Evaluation Study of California’s High Priority Schools Grant Program Reports

Passed in 1999, the Public Schools Accountability Act (PSAA) established a results-based accountability system in California with specific performance targets for schools. The PSAA created a system of rewards and sanctions for meeting or not meeting those targets, and established assistance programs for low-performing schools. In 2001, the High Priority Schools Grant Program (HPSGP) was established as part of PSAA to provide additional funds to the lowest-performing schools in the state, taking the place of the prior Immediate Intervention/Underperforming Schools Program (II/USP).  
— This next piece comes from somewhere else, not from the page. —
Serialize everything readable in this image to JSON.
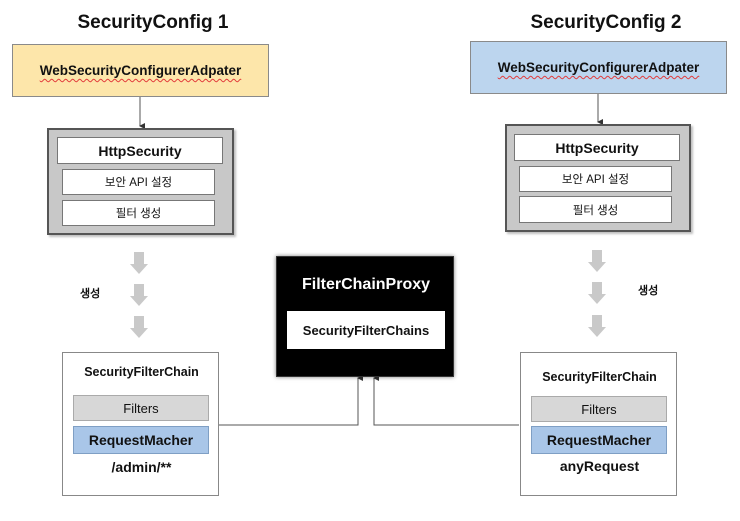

Overall, performance of low-performing schools (both those participating and not participating in the HPSGP) is improving in an era in which state and federal accountability systems have been introduced. The accountability movement, including interventions like the HPSGP, has cast an important spotlight on chronically underperforming schools. An expectation is being conveyed to state, district, and school administrators that the status quo for these schools is no longer acceptable. This increased attention paid to the state’s lowest-performing schools is laudable, and has yielded some positive results for these schools on average as well as for all schools statewide. State and federal accountability efforts have likely made a substantial contribution to this improved performance, and it seems likely that in a generic sense, the HPSGP has contributed to these overall gains as well.  At the same time, analyses of school- and student-level achievement for this evaluation show no meaningful difference between schools participating in the HPSGP and comparison schools. 
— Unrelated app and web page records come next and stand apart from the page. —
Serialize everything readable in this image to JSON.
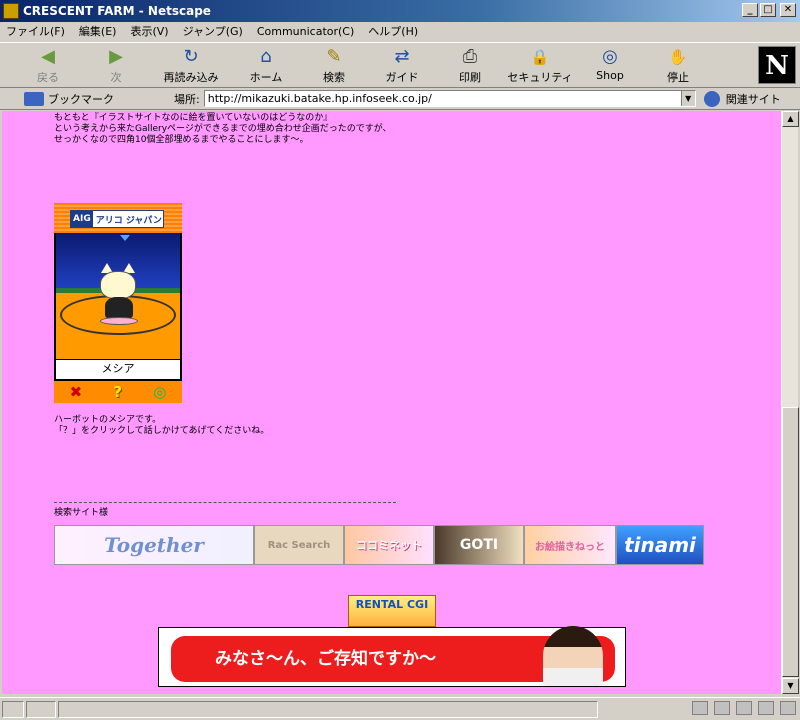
{
  "window": {
    "title": "CRESCENT FARM - Netscape",
    "controls": {
      "minimize": "_",
      "maximize": "□",
      "close": "✕"
    }
  },
  "menu": [
    "ファイル(F)",
    "編集(E)",
    "表示(V)",
    "ジャンプ(G)",
    "Communicator(C)",
    "ヘルプ(H)"
  ],
  "toolbar": [
    {
      "label": "戻る",
      "icon": "back-arrow-icon",
      "glyph": "◀",
      "enabled": false
    },
    {
      "label": "次",
      "icon": "forward-arrow-icon",
      "glyph": "▶",
      "enabled": false
    },
    {
      "label": "再読み込み",
      "icon": "reload-icon",
      "glyph": "↻",
      "enabled": true
    },
    {
      "label": "ホーム",
      "icon": "home-icon",
      "glyph": "⌂",
      "enabled": true
    },
    {
      "label": "検索",
      "icon": "search-icon",
      "glyph": "✎",
      "enabled": true
    },
    {
      "label": "ガイド",
      "icon": "guide-icon",
      "glyph": "⇄",
      "enabled": true
    },
    {
      "label": "印刷",
      "icon": "print-icon",
      "glyph": "⎙",
      "enabled": true
    },
    {
      "label": "セキュリティ",
      "icon": "security-lock-icon",
      "glyph": "🔒",
      "enabled": true
    },
    {
      "label": "Shop",
      "icon": "shop-icon",
      "glyph": "◎",
      "enabled": true
    },
    {
      "label": "停止",
      "icon": "stop-icon",
      "glyph": "✋",
      "enabled": true
    }
  ],
  "logo": "N",
  "location": {
    "bookmark_label": "ブックマーク",
    "place_label": "場所:",
    "url": "http://mikazuki.batake.hp.infoseek.co.jp/",
    "related_label": "関連サイト"
  },
  "content": {
    "intro_lines": [
      "もともと『イラストサイトなのに絵を置いていないのはどうなのか』",
      "という考えから来たGalleryページができるまでの埋め合わせ企画だったのですが、",
      "せっかくなので四角10個全部埋めるまでやることにします〜。"
    ],
    "harbot": {
      "sponsor_logo": "AIG",
      "sponsor_name": "アリコ ジャパン",
      "character_name": "メシア",
      "controls": [
        "✖",
        "?",
        "◎"
      ]
    },
    "harbot_desc_lines": [
      "ハーボットのメシアです。",
      "「？」をクリックして話しかけてあげてくださいね。"
    ],
    "search_sites_label": "検索サイト様",
    "banners": [
      {
        "text": "Together"
      },
      {
        "text": "Rac Search"
      },
      {
        "text": "ココミネット"
      },
      {
        "text": "GOTI"
      },
      {
        "text": "お絵描きねっと"
      },
      {
        "text": "tinami"
      }
    ],
    "rental_banner": "RENTAL CGI",
    "ad_text": "みなさ〜ん、ご存知ですか〜"
  },
  "colors": {
    "page_background": "#ff99ff",
    "ad_red": "#ee1d1d"
  }
}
Likewise, two prior evaluations of the II/USP (which was similar in many ways to the HPSGP) found that while the program focused attention on student achievement and low-performing schools, there appeared to be negligible overall impact on student achievement in participating schools.